# What the task requires
The exercise asks you to copy every line below in which "index" appears.
------------------------------------------------
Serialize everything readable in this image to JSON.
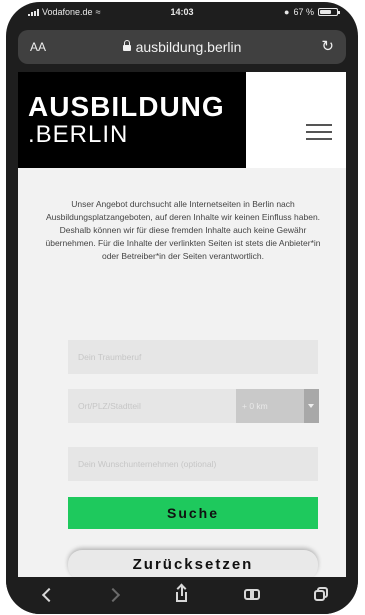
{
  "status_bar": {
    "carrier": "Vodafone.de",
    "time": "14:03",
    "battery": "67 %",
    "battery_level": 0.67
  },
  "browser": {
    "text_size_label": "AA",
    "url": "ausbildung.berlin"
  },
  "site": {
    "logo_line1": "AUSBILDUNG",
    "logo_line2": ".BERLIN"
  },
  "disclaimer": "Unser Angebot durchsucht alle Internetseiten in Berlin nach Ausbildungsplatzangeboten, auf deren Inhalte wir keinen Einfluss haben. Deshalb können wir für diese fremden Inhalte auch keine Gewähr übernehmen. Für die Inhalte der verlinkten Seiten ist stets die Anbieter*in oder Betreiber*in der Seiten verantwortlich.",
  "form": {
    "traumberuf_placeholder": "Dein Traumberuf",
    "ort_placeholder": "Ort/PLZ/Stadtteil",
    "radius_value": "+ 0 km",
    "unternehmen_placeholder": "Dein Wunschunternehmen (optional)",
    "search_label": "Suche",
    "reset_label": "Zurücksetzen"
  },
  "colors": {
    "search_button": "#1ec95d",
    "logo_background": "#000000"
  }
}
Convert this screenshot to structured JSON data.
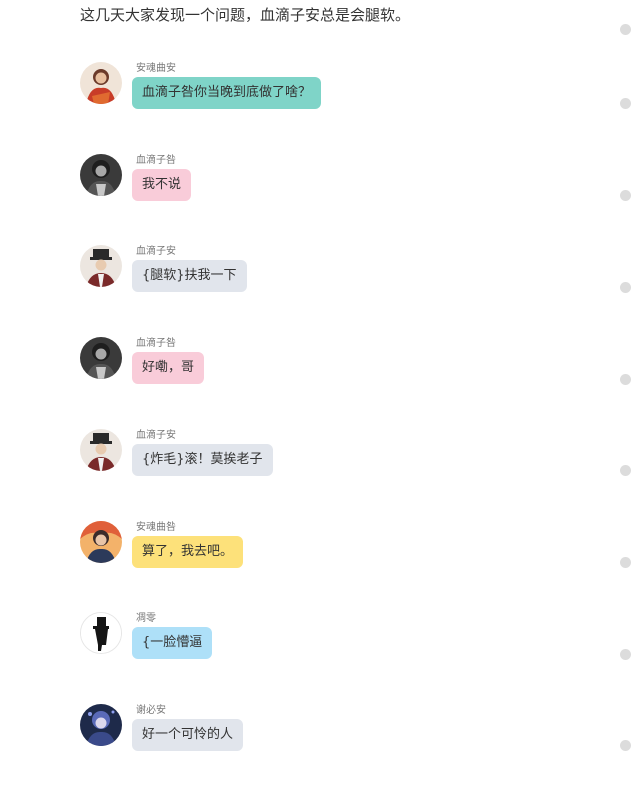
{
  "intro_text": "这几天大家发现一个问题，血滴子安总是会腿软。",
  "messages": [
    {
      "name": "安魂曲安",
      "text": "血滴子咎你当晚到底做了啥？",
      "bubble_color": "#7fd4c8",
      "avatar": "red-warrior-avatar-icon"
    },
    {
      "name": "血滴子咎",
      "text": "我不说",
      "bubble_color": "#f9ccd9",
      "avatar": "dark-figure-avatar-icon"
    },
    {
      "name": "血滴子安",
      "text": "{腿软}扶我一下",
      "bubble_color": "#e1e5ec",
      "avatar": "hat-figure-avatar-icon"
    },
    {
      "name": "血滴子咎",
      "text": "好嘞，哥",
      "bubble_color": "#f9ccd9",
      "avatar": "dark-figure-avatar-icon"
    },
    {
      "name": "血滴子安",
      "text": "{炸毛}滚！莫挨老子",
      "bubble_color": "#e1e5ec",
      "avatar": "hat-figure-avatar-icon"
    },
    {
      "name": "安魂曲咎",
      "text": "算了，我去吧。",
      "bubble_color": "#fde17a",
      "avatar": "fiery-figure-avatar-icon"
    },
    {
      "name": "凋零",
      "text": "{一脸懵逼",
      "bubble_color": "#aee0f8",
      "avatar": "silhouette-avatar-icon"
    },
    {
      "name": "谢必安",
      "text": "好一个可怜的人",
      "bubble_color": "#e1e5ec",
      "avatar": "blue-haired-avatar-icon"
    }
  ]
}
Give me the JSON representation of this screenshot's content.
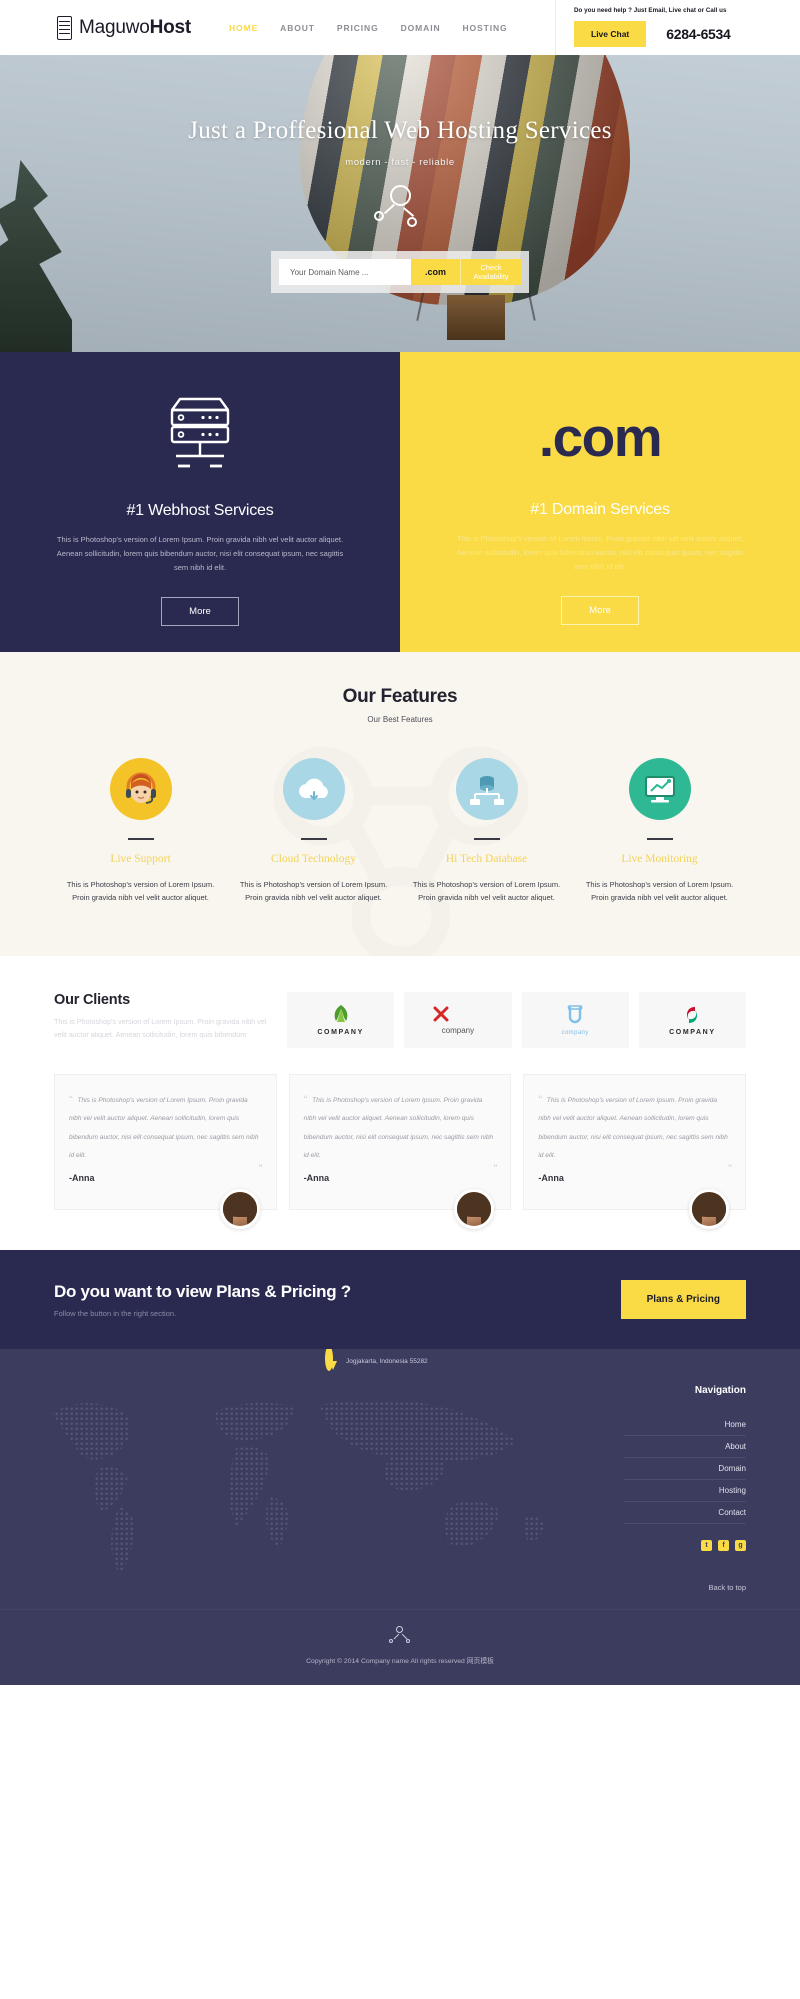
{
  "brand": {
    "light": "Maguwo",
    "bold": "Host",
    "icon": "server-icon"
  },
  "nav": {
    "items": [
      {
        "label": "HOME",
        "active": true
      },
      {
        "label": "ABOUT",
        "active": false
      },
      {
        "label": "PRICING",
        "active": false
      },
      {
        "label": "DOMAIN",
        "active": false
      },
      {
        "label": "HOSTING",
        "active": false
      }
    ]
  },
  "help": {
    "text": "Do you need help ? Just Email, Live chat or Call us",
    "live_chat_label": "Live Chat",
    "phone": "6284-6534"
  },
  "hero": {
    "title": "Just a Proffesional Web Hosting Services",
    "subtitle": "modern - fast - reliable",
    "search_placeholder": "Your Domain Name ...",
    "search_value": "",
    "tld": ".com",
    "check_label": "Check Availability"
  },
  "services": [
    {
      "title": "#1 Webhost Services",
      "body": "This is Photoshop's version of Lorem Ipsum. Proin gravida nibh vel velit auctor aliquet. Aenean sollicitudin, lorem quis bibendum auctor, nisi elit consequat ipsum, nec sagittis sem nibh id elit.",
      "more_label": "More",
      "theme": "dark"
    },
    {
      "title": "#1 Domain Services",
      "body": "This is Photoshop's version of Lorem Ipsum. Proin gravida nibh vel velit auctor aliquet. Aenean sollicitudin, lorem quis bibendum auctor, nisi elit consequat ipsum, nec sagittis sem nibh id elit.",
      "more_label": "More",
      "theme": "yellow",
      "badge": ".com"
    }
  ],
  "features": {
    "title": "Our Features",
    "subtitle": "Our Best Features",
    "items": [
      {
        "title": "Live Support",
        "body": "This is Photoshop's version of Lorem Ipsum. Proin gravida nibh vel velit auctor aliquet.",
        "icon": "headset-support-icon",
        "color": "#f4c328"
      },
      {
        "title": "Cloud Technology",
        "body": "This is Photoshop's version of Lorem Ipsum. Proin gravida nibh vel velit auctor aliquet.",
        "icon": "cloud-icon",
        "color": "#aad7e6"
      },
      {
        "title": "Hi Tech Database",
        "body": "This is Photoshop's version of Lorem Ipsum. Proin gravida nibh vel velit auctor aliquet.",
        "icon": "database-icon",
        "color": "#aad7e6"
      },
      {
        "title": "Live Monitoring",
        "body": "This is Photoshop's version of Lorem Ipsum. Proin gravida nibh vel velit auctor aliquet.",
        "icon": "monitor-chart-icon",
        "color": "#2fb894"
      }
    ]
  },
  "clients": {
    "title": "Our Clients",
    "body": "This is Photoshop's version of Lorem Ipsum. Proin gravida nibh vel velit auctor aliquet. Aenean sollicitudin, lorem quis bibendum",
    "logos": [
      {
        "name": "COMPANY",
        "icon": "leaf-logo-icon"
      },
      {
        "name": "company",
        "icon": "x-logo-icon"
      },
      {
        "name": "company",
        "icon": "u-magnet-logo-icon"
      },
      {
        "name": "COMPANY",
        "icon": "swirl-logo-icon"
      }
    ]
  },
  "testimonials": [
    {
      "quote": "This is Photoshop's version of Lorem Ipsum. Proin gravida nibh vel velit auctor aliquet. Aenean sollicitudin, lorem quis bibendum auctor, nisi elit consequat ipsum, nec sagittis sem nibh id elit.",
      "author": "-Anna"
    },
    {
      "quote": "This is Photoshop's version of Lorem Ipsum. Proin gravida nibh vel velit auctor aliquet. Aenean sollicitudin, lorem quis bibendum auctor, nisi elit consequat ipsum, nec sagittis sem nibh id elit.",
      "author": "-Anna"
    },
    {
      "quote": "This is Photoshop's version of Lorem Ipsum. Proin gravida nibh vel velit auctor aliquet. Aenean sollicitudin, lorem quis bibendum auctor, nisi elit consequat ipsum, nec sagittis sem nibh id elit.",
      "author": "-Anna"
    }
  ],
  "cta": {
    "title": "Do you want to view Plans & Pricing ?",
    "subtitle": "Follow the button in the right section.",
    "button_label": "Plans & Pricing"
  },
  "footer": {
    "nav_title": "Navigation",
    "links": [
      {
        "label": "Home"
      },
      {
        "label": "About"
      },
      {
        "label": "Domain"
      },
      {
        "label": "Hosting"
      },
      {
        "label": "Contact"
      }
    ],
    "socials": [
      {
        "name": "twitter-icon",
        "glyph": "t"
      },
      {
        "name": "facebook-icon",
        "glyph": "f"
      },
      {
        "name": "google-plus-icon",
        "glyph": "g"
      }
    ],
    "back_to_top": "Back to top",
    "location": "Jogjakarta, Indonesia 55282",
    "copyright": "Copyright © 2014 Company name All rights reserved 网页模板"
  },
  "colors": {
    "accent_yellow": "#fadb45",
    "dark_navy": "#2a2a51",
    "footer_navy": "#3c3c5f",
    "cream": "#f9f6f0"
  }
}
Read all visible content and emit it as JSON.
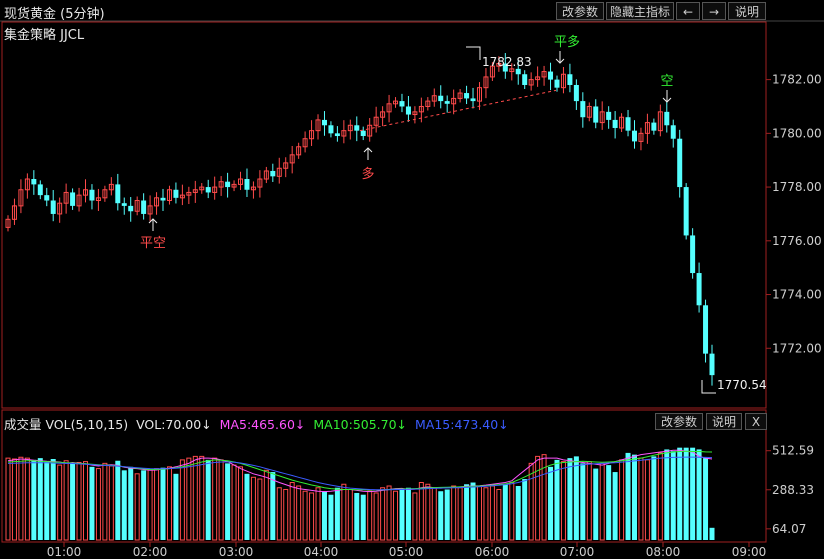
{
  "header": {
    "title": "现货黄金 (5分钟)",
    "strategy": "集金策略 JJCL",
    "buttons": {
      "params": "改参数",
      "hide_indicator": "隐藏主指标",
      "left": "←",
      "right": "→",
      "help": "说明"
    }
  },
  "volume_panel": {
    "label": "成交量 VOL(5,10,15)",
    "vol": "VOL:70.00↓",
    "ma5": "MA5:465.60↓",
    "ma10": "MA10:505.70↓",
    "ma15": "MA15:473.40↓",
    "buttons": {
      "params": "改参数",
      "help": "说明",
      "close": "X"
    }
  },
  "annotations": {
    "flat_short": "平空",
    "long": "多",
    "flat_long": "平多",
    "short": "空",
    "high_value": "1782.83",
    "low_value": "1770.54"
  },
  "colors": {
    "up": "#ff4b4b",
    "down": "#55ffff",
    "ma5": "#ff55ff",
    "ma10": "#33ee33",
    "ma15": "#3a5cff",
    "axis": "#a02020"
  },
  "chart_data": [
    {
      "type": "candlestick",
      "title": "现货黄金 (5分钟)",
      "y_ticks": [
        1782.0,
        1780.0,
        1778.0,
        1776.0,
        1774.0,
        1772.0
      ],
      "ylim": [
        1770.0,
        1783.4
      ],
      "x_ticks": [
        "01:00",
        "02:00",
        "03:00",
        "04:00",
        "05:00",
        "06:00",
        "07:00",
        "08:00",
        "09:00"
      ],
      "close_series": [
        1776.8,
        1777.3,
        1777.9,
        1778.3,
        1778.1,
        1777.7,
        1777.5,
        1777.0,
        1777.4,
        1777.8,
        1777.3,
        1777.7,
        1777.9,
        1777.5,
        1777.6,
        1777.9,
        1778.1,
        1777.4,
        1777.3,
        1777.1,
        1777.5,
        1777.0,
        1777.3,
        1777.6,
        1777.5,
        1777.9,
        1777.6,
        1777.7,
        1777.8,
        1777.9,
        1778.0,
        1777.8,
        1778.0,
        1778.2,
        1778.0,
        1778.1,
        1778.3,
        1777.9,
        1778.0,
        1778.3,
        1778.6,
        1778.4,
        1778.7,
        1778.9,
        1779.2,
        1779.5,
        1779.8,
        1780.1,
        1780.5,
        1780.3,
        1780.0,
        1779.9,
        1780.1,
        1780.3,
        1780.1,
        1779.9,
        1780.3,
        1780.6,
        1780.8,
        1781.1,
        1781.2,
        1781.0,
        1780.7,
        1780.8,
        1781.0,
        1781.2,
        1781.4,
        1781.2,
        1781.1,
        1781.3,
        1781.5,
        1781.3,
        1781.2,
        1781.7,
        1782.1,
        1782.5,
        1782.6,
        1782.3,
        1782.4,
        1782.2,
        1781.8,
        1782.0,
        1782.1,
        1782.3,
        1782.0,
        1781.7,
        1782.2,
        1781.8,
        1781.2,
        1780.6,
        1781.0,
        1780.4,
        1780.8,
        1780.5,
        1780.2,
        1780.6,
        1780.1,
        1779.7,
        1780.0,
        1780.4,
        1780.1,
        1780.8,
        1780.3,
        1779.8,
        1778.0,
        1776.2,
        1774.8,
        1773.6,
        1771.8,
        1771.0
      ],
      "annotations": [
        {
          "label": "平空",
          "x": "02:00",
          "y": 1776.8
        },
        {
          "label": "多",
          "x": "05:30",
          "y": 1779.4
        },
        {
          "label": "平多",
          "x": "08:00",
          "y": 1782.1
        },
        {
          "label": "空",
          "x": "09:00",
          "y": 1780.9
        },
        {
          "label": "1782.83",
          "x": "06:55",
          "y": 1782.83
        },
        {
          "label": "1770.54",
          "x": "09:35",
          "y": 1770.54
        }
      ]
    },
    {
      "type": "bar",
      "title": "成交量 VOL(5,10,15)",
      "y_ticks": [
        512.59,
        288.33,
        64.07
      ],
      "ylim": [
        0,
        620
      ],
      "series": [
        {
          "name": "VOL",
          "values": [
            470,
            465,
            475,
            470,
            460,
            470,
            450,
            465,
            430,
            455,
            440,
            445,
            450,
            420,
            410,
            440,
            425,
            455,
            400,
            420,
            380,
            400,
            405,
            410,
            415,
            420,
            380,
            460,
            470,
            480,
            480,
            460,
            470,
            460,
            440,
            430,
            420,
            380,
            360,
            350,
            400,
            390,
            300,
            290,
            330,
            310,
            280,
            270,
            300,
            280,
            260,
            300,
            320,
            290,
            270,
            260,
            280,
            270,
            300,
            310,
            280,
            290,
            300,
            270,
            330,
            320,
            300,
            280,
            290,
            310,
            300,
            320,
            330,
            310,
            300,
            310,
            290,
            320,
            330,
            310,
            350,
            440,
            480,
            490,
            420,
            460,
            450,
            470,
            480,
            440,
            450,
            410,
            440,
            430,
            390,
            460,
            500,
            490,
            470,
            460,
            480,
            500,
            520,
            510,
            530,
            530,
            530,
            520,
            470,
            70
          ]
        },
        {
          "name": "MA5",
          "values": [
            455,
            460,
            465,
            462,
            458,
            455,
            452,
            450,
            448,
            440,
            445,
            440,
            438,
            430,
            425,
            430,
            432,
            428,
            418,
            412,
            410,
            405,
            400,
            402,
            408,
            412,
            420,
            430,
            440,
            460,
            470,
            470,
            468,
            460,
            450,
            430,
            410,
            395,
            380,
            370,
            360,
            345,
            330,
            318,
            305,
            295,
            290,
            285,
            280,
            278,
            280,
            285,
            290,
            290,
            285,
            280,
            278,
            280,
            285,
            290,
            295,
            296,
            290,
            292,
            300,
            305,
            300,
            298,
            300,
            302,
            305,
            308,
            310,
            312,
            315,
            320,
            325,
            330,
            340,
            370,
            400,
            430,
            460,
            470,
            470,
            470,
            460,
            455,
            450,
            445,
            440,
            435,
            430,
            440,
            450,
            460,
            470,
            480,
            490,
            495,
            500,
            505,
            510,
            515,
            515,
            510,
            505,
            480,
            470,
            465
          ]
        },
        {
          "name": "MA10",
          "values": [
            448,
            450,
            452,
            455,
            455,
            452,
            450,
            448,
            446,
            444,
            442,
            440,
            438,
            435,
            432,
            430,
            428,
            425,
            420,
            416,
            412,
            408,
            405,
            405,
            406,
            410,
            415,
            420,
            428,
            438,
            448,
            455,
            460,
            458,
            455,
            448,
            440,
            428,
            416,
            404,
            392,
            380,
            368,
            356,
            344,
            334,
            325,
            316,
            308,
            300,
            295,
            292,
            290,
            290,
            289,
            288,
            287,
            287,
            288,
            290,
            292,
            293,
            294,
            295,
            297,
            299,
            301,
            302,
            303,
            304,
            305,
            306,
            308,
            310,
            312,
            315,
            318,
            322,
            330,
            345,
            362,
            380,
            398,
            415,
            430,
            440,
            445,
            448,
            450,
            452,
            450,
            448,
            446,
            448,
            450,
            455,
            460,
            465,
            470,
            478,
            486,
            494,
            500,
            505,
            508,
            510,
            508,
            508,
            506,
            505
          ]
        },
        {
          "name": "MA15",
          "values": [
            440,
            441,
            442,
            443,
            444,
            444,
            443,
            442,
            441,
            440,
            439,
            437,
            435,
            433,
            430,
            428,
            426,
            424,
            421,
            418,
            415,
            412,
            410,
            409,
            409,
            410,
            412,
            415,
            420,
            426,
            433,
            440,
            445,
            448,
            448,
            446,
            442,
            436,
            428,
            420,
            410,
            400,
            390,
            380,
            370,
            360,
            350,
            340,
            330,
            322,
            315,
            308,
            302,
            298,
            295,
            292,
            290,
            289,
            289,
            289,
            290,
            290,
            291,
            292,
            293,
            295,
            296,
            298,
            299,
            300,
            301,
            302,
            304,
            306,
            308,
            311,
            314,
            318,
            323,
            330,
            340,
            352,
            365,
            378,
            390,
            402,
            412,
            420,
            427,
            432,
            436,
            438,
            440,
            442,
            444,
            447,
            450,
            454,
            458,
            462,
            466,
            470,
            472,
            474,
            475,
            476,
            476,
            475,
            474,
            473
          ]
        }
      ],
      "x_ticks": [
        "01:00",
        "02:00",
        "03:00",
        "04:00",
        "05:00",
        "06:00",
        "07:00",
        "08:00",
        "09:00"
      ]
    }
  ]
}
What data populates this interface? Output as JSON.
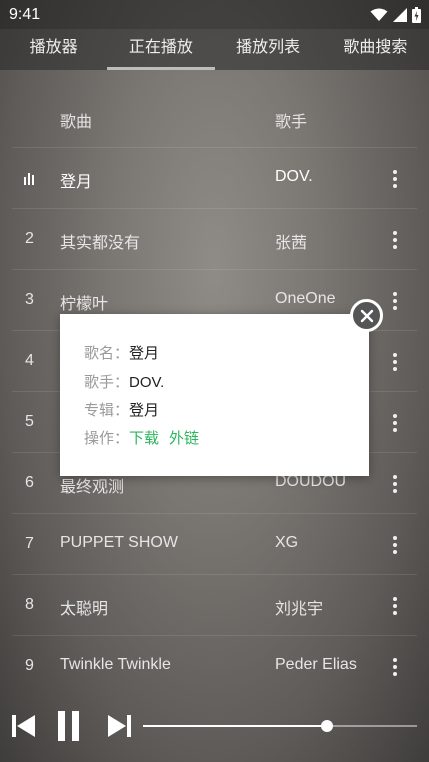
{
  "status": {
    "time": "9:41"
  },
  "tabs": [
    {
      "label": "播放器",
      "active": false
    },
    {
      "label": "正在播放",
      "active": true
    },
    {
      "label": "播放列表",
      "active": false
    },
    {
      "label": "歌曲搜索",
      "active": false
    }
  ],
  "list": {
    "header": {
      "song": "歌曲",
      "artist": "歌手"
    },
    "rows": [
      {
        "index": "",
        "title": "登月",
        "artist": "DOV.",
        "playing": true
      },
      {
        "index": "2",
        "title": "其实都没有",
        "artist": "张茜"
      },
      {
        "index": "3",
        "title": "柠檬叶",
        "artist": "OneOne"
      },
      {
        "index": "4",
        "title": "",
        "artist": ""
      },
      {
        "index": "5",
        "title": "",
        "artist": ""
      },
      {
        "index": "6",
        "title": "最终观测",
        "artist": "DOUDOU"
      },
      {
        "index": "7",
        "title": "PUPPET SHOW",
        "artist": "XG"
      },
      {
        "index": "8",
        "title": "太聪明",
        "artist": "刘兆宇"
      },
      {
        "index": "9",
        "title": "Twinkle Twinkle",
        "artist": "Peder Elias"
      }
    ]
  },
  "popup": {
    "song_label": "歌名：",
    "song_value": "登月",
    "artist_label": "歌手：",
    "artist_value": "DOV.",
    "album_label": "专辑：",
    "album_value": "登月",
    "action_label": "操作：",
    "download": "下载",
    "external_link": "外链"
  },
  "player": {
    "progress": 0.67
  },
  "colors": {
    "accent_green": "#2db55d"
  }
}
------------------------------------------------
# Expected output
        "index": "",
        "index": "2",
        "index": "3",
        "index": "4",
        "index": "5",
        "index": "6",
        "index": "7",
        "index": "8",
        "index": "9",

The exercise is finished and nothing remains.